15 May 2024

Slurry Storage Advancements: Initiatives and Trends in 2024

two slurry stores with covers

The importance of proper slurry storage and management cannot be overstated.

As indicated by the recent findings of the Global Slurry Storage Tank report, the market is poised for substantial growth from 2024 to 2031, mirroring the increasing demand for advanced agricultural practices.

However, this growth potential brings with it a pressing need for the industry to embrace farming advancements that prioritise sustainability and efficiency. Traditionally rooted in conventional methods, the management of slurry must evolve to meet the demands of modern farming practices. From new government regulations to sustainable farming practices, here’s some of the future trends we’re seeing in slurry management as of May 2024:

Staying up to date with the latest slurry storage advancements

Round 2 of the Slurry Infrastructure Grant

One noteworthy development is the emergence of round 2 of the Slurry Infrastructure Grant, which is available up until June 2025.

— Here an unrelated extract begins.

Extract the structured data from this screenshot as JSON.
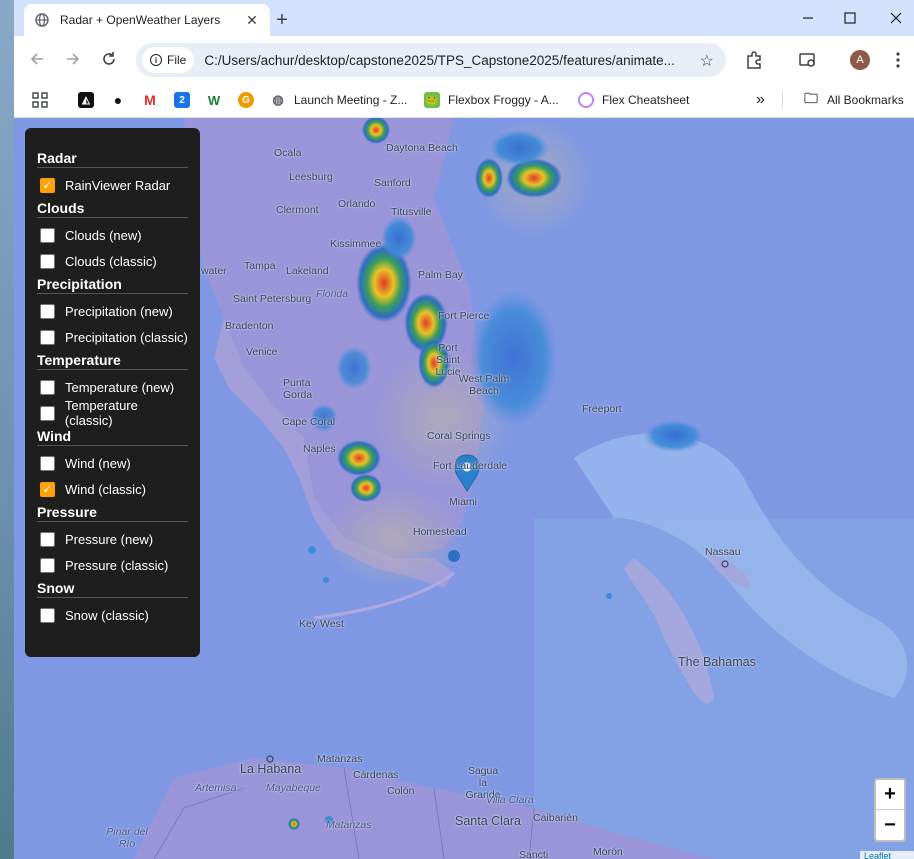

The initial grant was launched in 2023, aimed at giving farmers the freedom to enhance or expand their slurry storage capacity, ensuring a minimum storage period of at least six months. Plus, the grant programme doesn’t just stop at storage infrastructure, it also encompasses essential items geared towards efficient slurry management. Funding is allocated for the acquisition of reception pits, slurry pumps, agitators, and as of round 2 of the grant, slurry separators.

The Slurry Infrastructure Grant is a brilliant initiative, offering much-needed support to the agricultural industry in better managing slurry. Applications for round 2 are currently open, welcoming farmers whose farming systems already produce slurry, particularly those involved in pig, beef, or dairy cattle farming.

The rationale behind investing in future-proofed slurry infrastructure is multifaceted. Firstly, it ensures the proper usage of organic nutrients, making the most of your crop yield while minimising waste – it’s a win-win.

Secondly, such investments contribute significantly to improving water and air quality, addressing pressing environmental concerns. Properly managed slurry, situated at a safe distance from freshwater sources and housing, plays a pivotal role in reducing various forms of pollution, including greenhouse gas emissions.

On the whole, it’s a great advancement for farmers looking for better means to manage their organic matter.

Current farmer behaviours for slurry management

Recent statistics released by the Department of Food and Rural Affairs, as of May 2024, offer valuable insights into the evolving trends in manure and slurry storage practices among farmers.

large slurry store management on a farm

The data reveals a notable uptick in the number of livestock farmers opting to enlarge, upgrade, or reconstruct their manure or slurry storage facilities, with the current figure standing at 22%. This steady increase highlights a growing recognition of the importance of modernising storage infrastructure to meet evolving agricultural needs.

Among the various options, slurry tanks remain the most popular choice for storage, with 19% of farmers opting for this storage solution. Plus, it’s encouraging to note that 25% of those are using some form of slurry store cover. This proactive approach not only maximises storage capacity, but also mitigates the release of harmful gases from the slurry, reflecting a concerted effort towards more efficient slurry management practices.

Notably, the Slurry Infrastructure Grant, mentioned earlier, highlights the government’s commitment to promoting environmentally conscious slurry management practices. The grant explicitly mandates the fitting of an impermeable slurry store cover for any grant-funded storage facility, highlighting the alignment between governmental initiatives and industry endeavours towards sustainability. More on that in our next point…

Working towards the Clean Air Strategy

The imperative to adopt environmentally conscious slurry management systems has never been more pressing. Back in 2019, the government announced the Clean Air Strategy, aimed at dealing with all sources of air pollution.

Given that the livestock sector accounts for a staggering 88% of total ammonia emissions in the UK, with ammonia emissions from manure storage contributing 9% to the national agricultural total, it’s no surprise that the agricultural sector has been seeing changes.
Fast forward to 2024, this initiative is in full swing, and many changes have begun to take place. A big part of this strategy is reflected in the Slurry Infrastructure Grant – that all grant-funded slurry stores must include a cover.

The Clean Air Strategy aligns with this, stipulating that all slurry and digestate stores must be covered by 2027. Clearly, the future of farming is sustainable, and both farmers and the government are aligning with this objective.

Embracing change for a sustainable, efficient future

As evidenced by the evolution of slurry management practices and the implementation of initiatives such as the Clean Air Strategy, the imperative to embrace innovation and environmental responsibility has never been more key.

Staying ahead of the curve in slurry management is about more than just complying to the government’s new slurry regulations, it’s about future-proofing farming practices for a more sustainable tomorrow.

By investing in top-of-the-range slurry stores, such as those provided by AWSM, farmers can not only meet regulatory requirements but also optimise resource utilisation, minimise environmental impact, and enhance overall farm resilience.